The 2021 growing season started out extremely dry. In fact our region was classified as being under a moderate drought by the NOAA. Those conditions lasted through bloom and resulted in excellent fruit set for a good-sized crop. Had dry conditions continued it would have been very much like the stellar 2020 vintage. But that was not to be. By mid-June conditions had changed and the area received large amounts of rain. Dry conditions during phase-1 of berry growth, the cell-division phase, can lead to small berries and intense wines.
It was dry during early Phase-1 but then, with increased rainfall, we expected larger berries and that’s what happened.
The warm, wet conditions continued throughout most of summer, bringing increased disease pressure, vine growth and weed growth. In short it meant a lot more work to keep the vine canopies open, fruit sprayed for disease prevention and to keep weeds under control. Heroic efforts by our vineyard crew kept ahead of the conditions with a good crop of excellent quality fruit leading into veraison in late August.
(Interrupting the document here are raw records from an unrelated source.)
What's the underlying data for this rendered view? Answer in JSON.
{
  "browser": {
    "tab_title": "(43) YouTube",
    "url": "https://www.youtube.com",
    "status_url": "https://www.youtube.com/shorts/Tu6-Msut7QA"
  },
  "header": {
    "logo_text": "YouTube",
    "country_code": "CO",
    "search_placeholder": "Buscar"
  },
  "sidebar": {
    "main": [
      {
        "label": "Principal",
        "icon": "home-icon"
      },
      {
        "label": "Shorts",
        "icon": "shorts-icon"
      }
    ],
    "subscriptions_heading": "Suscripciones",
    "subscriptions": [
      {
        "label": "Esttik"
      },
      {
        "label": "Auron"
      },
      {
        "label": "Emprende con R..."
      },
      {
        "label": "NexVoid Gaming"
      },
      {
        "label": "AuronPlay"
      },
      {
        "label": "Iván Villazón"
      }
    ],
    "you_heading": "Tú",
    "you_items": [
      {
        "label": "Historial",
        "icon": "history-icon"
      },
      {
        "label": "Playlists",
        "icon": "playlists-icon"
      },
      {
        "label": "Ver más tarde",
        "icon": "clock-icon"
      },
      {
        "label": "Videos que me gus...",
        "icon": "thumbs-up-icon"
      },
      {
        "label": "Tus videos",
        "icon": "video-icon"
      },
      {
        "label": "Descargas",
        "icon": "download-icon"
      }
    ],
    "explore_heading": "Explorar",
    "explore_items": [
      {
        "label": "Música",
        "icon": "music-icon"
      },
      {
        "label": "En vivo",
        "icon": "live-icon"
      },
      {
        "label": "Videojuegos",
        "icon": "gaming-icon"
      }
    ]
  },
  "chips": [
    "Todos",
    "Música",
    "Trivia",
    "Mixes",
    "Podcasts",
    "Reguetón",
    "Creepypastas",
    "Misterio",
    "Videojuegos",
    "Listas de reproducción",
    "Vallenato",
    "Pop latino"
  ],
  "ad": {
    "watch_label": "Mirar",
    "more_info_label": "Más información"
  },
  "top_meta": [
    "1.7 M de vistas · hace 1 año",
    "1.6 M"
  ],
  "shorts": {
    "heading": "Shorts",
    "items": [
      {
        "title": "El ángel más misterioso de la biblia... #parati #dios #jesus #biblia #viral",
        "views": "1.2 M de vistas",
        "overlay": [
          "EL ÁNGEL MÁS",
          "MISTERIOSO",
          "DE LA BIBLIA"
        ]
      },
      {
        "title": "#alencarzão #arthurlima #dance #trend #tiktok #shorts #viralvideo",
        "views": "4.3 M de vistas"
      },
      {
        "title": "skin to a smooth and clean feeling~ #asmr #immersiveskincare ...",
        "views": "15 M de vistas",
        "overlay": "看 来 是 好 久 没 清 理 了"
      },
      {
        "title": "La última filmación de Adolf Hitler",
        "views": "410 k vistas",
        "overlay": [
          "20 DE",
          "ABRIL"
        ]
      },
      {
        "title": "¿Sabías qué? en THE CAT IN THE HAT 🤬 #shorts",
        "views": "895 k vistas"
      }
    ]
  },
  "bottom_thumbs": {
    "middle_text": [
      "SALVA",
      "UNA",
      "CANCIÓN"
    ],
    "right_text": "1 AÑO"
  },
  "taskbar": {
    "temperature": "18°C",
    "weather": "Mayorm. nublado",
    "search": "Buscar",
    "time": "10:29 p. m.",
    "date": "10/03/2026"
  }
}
The extremely warm conditions of summer resulted in advanced crop development. Fruit samples in early September showed ripening at least 10 days ahead of an average year.
Severe thunderstorms after Labor Day weekend brought hail to our vineyard which is a growers worst fear at any time of year but especially once the fruit is ripening. Hail stones break open the grapes and can lead to bunch rots and crop failure. Fortunately the hail damage was light and quick application of disease control sprays kept the bunches sound. More heat continued and we harvested our first grapes, Pinot gris, on the 19th of September. Fruit quality was excellent and the wine is showing signs of greatness in the tank.
More rain towards the end of September pushed us to harvest Riesling a bit ahead of schedule to minimize damage. Late season reds – Cabernet franc and Merlot, required more disease control and sorting of damaged fruit in the vineyard. It was the warmest early October in this vintner’s memory of nearly 40 vintages. Warm nights and very warm, humid days in October are extremely unusual for Michigan, at least historically. Climate change is certainly noticeable in the vineyard and requires us to vigilant in our canopy management, disease control and vineyard floor management operations.
The upshot is that the fruit matured beautifully and, while we had to drop some bunches due to botrytis, the overall quality of the vintage was superb! I rate the 2020 vintage as a 100 point year. Conditions were perfect and that is reflected in the wines. The only downside of 2020 was the crop was reduced by frost in May. The 2021 vintage is docked a few points because of the rains but I still give it a 96. Warm conditions and periods of dry weather led to excellent fruit quality and a good sized crop. The reds are dark and intense while the whites are clean and fruit forward. The warm conditions did lead to the lowest acidity in white wines I have seen in Michigan. We can adjust that in the cellar, however.
Look for some early ’21 wines in the tasting room by April ’22. We will bottle our Lady Slipper Rose’, Muscat Ottonel and Pinot grigio early next year so you can try them for yourself!